Biblical community points to the way God has made us like Himself.

God is Trinity, eternally enjoying relationship among the three persons of the Godhead. In being made in His image, we also fundamentally relational. When God said about Adam, “It is not good for the man to be alone,” He was saying something essential about our being. We are made to be in relationship with others, and it is not good when we are not.

Biblical community provides a tangible demonstration of grace.

Community is hard because every gathering of people is a collection of broken, wounded, rebellious, and self-determining sinners. Therefore, when they come together, you will inevitably get trouble. But when the Gospel works in the hearts of these sinners and turns them towards each other in forgiveness and patience, we get a tangible taste of the grace we are promised in the Gospel.

Biblical community provides clues to the remaining sinfulness of our hearts that we cannot see otherwise.

Much of my sinful propensities remain hidden to my eyes, though others might see them much more clearly. When I interact with others, my sin becomes more clearly evident to me. That exposure leads me to run to Jesus for forgiveness and dependence on His grace instead of on my goodness. This is one reason why people avoid community, because they would rather avoid the pain of seeing how they are still badly broken. But, this exposure producers in us a much deeper trust in Jesus, and as a result the Gospel becomes ever sweeter.

Biblical community provides accountability.

We need this along with the exposure. I need to have others around me to keep pointing me to Jesus. If left to myself, which my self-centered heart wants, I will never change or do the hard work of repentance. Yet, with the encouragement of brothers and sisters, I will more readily face up to my sin and more persistently press on to greater faith and trust in the work of Jesus for me.

Biblical community provides encouragement.

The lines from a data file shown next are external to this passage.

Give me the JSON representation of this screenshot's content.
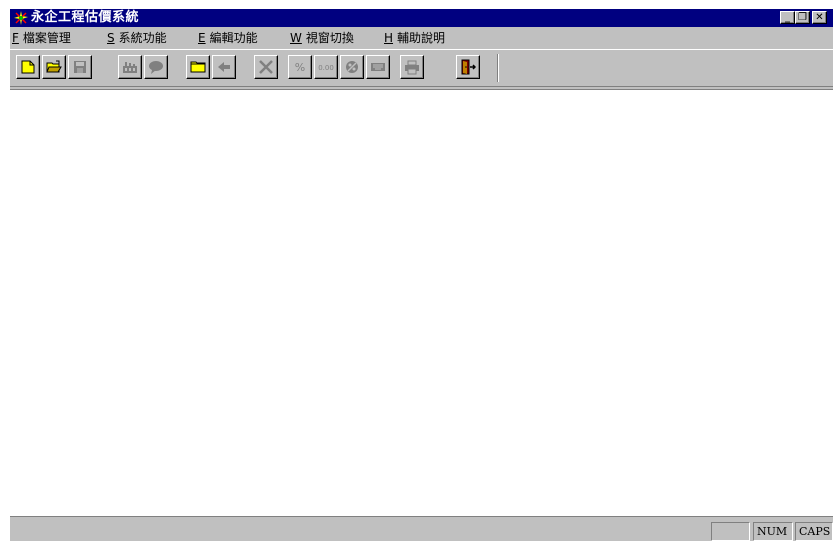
{
  "window": {
    "title": "永企工程估價系統",
    "controls": {
      "minimize": "_",
      "maximize": "❐",
      "close": "✕"
    }
  },
  "menu": [
    {
      "accel": "F",
      "label": "檔案管理"
    },
    {
      "accel": "S",
      "label": "系統功能"
    },
    {
      "accel": "E",
      "label": "編輯功能"
    },
    {
      "accel": "W",
      "label": "視窗切換"
    },
    {
      "accel": "H",
      "label": "輔助說明"
    }
  ],
  "toolbar": {
    "buttons": [
      {
        "name": "new-file-icon",
        "enabled": true
      },
      {
        "name": "open-folder-icon",
        "enabled": true
      },
      {
        "name": "save-disk-icon",
        "enabled": false
      },
      {
        "name": "factory-icon",
        "enabled": false
      },
      {
        "name": "speech-bubble-icon",
        "enabled": false
      },
      {
        "name": "folder-icon",
        "enabled": true
      },
      {
        "name": "back-arrow-icon",
        "enabled": false
      },
      {
        "name": "delete-x-icon",
        "enabled": false
      },
      {
        "name": "percent-icon",
        "label": "%",
        "enabled": false
      },
      {
        "name": "decimal-icon",
        "label": "0.00",
        "enabled": false
      },
      {
        "name": "calculator-icon",
        "enabled": false
      },
      {
        "name": "keyboard-icon",
        "enabled": false
      },
      {
        "name": "printer-icon",
        "enabled": false
      },
      {
        "name": "exit-door-icon",
        "enabled": true
      }
    ]
  },
  "statusbar": {
    "message": "",
    "extra": "",
    "num": "NUM",
    "caps": "CAPS"
  }
}
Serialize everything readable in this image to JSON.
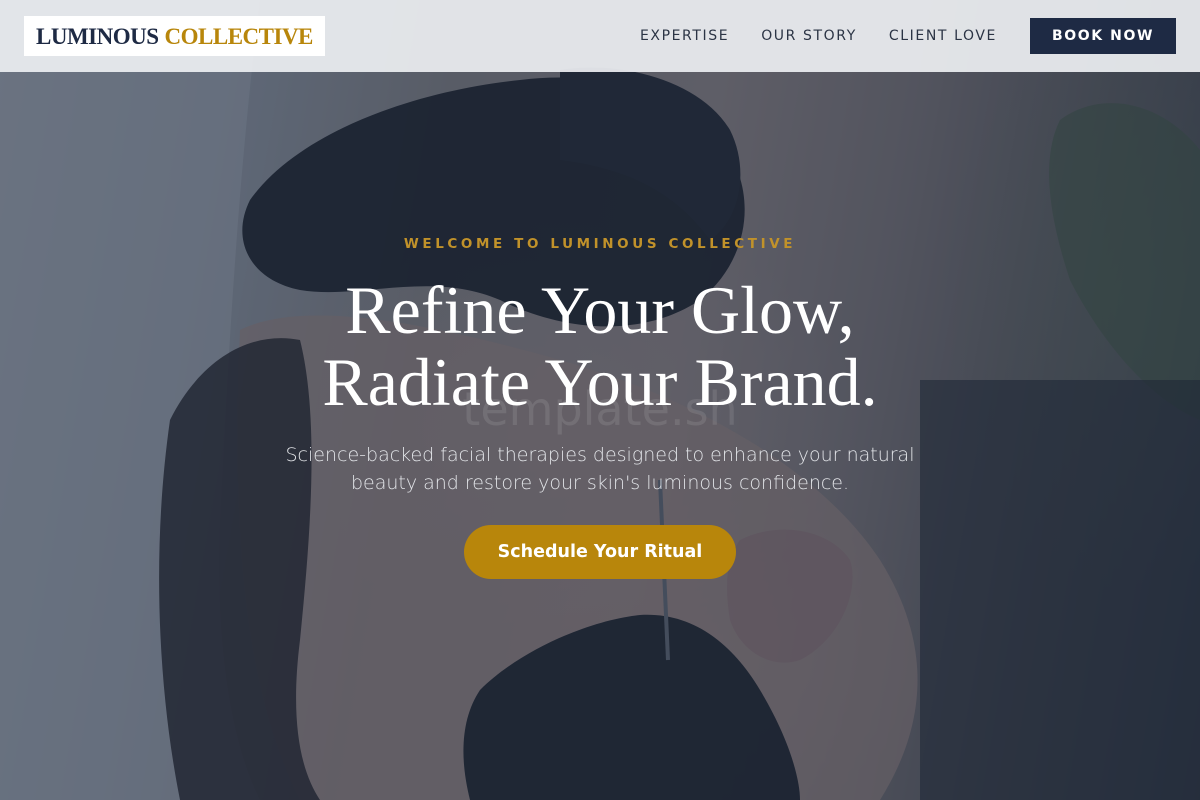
{
  "brand": {
    "name_part1": "LUMINOUS",
    "name_part2": "COLLECTIVE",
    "primary_color": "#1e2a44",
    "accent_color": "#b8860b"
  },
  "nav": {
    "items": [
      {
        "label": "EXPERTISE"
      },
      {
        "label": "OUR STORY"
      },
      {
        "label": "CLIENT LOVE"
      }
    ],
    "cta_label": "BOOK NOW"
  },
  "hero": {
    "background_image": "facial-treatment-photo",
    "eyebrow": "WELCOME TO LUMINOUS COLLECTIVE",
    "headline_line1": "Refine Your Glow,",
    "headline_line2": "Radiate Your Brand.",
    "watermark": "template.sh",
    "subtext": "Science-backed facial therapies designed to enhance your natural beauty and restore your skin's luminous confidence.",
    "cta_label": "Schedule Your Ritual"
  }
}
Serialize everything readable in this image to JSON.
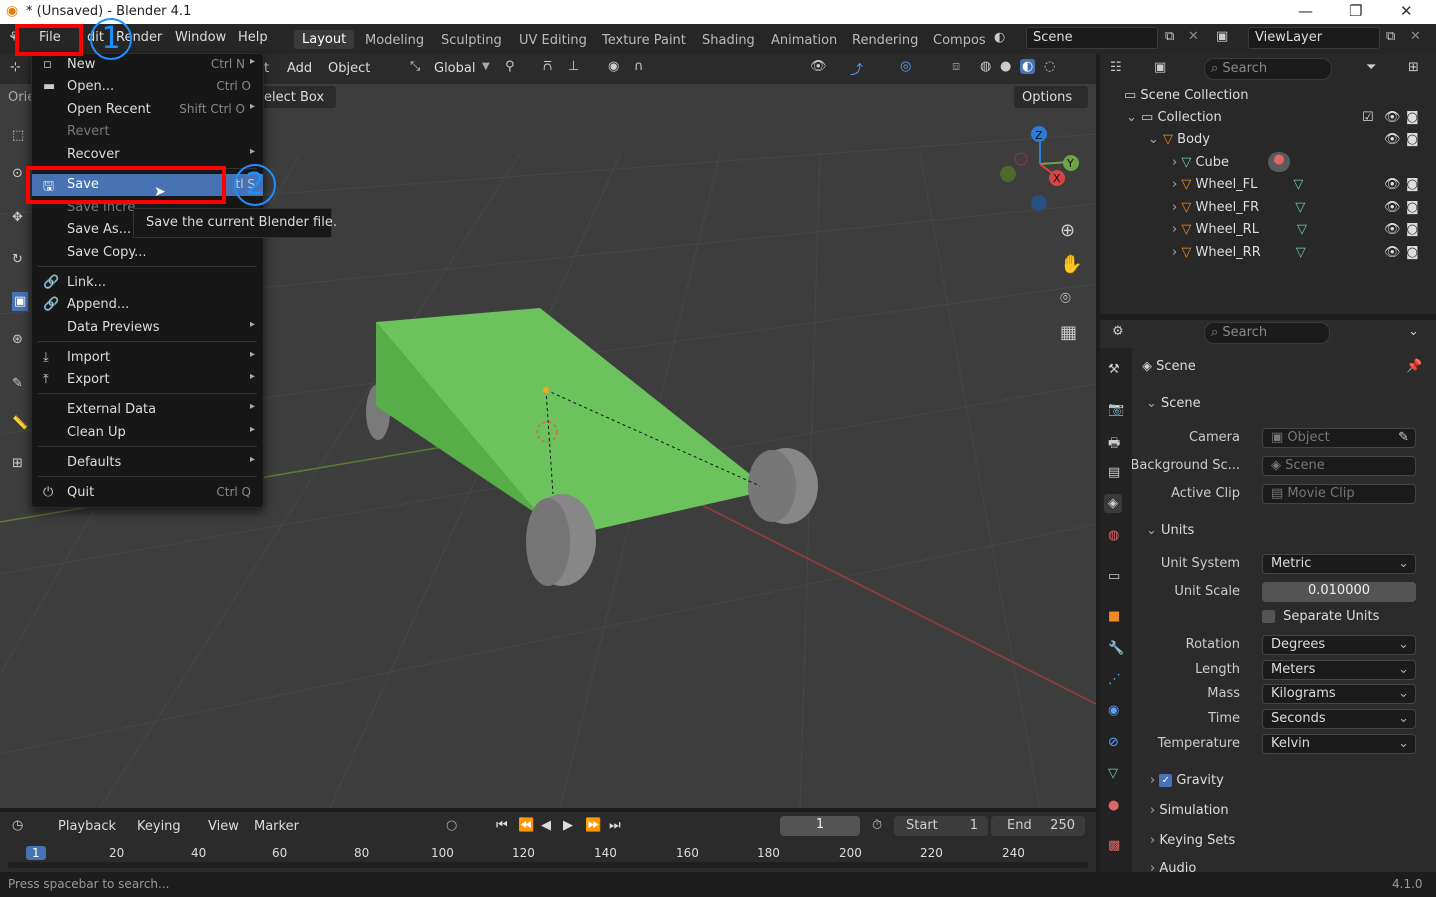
{
  "window": {
    "title": "* (Unsaved) - Blender 4.1"
  },
  "menubar": {
    "file": "File",
    "edit_partial": "dit",
    "render": "Render",
    "window": "Window",
    "help": "Help"
  },
  "workspaces": [
    "Layout",
    "Modeling",
    "Sculpting",
    "UV Editing",
    "Texture Paint",
    "Shading",
    "Animation",
    "Rendering",
    "Compos"
  ],
  "scene_selector": {
    "value": "Scene"
  },
  "viewlayer_selector": {
    "value": "ViewLayer"
  },
  "viewport_header": {
    "partial_left": "Orie",
    "view_partial": "t",
    "add": "Add",
    "object": "Object",
    "transform": "Global",
    "select_box": "elect Box",
    "options": "Options"
  },
  "file_menu": {
    "new": "New",
    "new_sc": "Ctrl N",
    "open": "Open...",
    "open_sc": "Ctrl O",
    "open_recent": "Open Recent",
    "open_recent_sc": "Shift Ctrl O",
    "revert": "Revert",
    "recover": "Recover",
    "save": "Save",
    "save_sc_partial": "tl S",
    "save_incremental_partial": "Save Incre",
    "save_as": "Save As...",
    "save_copy": "Save Copy...",
    "link": "Link...",
    "append": "Append...",
    "data_previews": "Data Previews",
    "import": "Import",
    "export": "Export",
    "external_data": "External Data",
    "clean_up": "Clean Up",
    "defaults": "Defaults",
    "quit": "Quit",
    "quit_sc": "Ctrl Q"
  },
  "tooltip": "Save the current Blender file.",
  "annotations": {
    "step1": "1",
    "step2": "2"
  },
  "outliner": {
    "search_placeholder": "Search",
    "scene_collection": "Scene Collection",
    "collection": "Collection",
    "body": "Body",
    "items": [
      "Cube",
      "Wheel_FL",
      "Wheel_FR",
      "Wheel_RL",
      "Wheel_RR"
    ]
  },
  "properties": {
    "search_placeholder": "Search",
    "context": "Scene",
    "scene_panel": "Scene",
    "camera_label": "Camera",
    "camera_value": "Object",
    "background_label": "Background Sc...",
    "background_value": "Scene",
    "active_clip_label": "Active Clip",
    "active_clip_value": "Movie Clip",
    "units_panel": "Units",
    "unit_system_label": "Unit System",
    "unit_system_value": "Metric",
    "unit_scale_label": "Unit Scale",
    "unit_scale_value": "0.010000",
    "separate_units": "Separate Units",
    "rotation_label": "Rotation",
    "rotation_value": "Degrees",
    "length_label": "Length",
    "length_value": "Meters",
    "mass_label": "Mass",
    "mass_value": "Kilograms",
    "time_label": "Time",
    "time_value": "Seconds",
    "temperature_label": "Temperature",
    "temperature_value": "Kelvin",
    "gravity": "Gravity",
    "simulation": "Simulation",
    "keying_sets": "Keying Sets",
    "audio": "Audio"
  },
  "timeline": {
    "playback": "Playback",
    "keying": "Keying",
    "view": "View",
    "marker": "Marker",
    "current_frame": "1",
    "start_label": "Start",
    "start_value": "1",
    "end_label": "End",
    "end_value": "250",
    "ruler": [
      "1",
      "20",
      "40",
      "60",
      "80",
      "100",
      "120",
      "140",
      "160",
      "180",
      "200",
      "220",
      "240"
    ]
  },
  "statusbar": {
    "hint": "Press spacebar to search...",
    "version": "4.1.0"
  }
}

Accountability is not merely negative. It is wonderfully active in moving me forward, especially when I do not feel like moving. I love riding my bicycle on road trips. When I ride alone, I am far more apt to quit when my legs begin to feel tired. I am less apt to push myself to climb the hills or ride the extra miles. So, I love riding in groups with other riders like me. In those groups, I will much more easily ride farther, faster, and ride roads that are harder. I need encouragement of the bike community to grow as a cyclist. How much more do I need the faith community?

August Community Breakfasts

One of many ways we are pursuing biblical community here at Southwood is the launch of new adult Connect Communities. We hope you will become an active participant in one of these communities. We also want you to understand the bigger picture of how they are designed as just one part of the discipleship process to encourage the development of biblical community and stronger faith in our church family, things that are critical not only for Southwood’s adults, but for our students and children as well.

As we head into a new structure for Sunday mornings in September, we are taking the month of August to enjoy a taste of this vital community and to talk together about where connections for people of all ages on Sunday mornings fit into the mission of the church and the lives of her individual members. So, please join us at 9:00am these four August Sundays for a light breakfast and an opportunity to focus particularly on one piece of this multi-generational plan each week.

We need each other as we seek to follow Jesus and invite others into the joy of relationship with our Father through him. So, join us in August, and then let’s stay on that mission together!

August Community Breakfasts
Sundays beginning August 5 · 9:00am · Connecting Spaces

August 5 Focus: Engaging Children in our Community
August 12 Focus: Engaging Youth in our Community
August 19 & 26 Focus: Discipleship through Community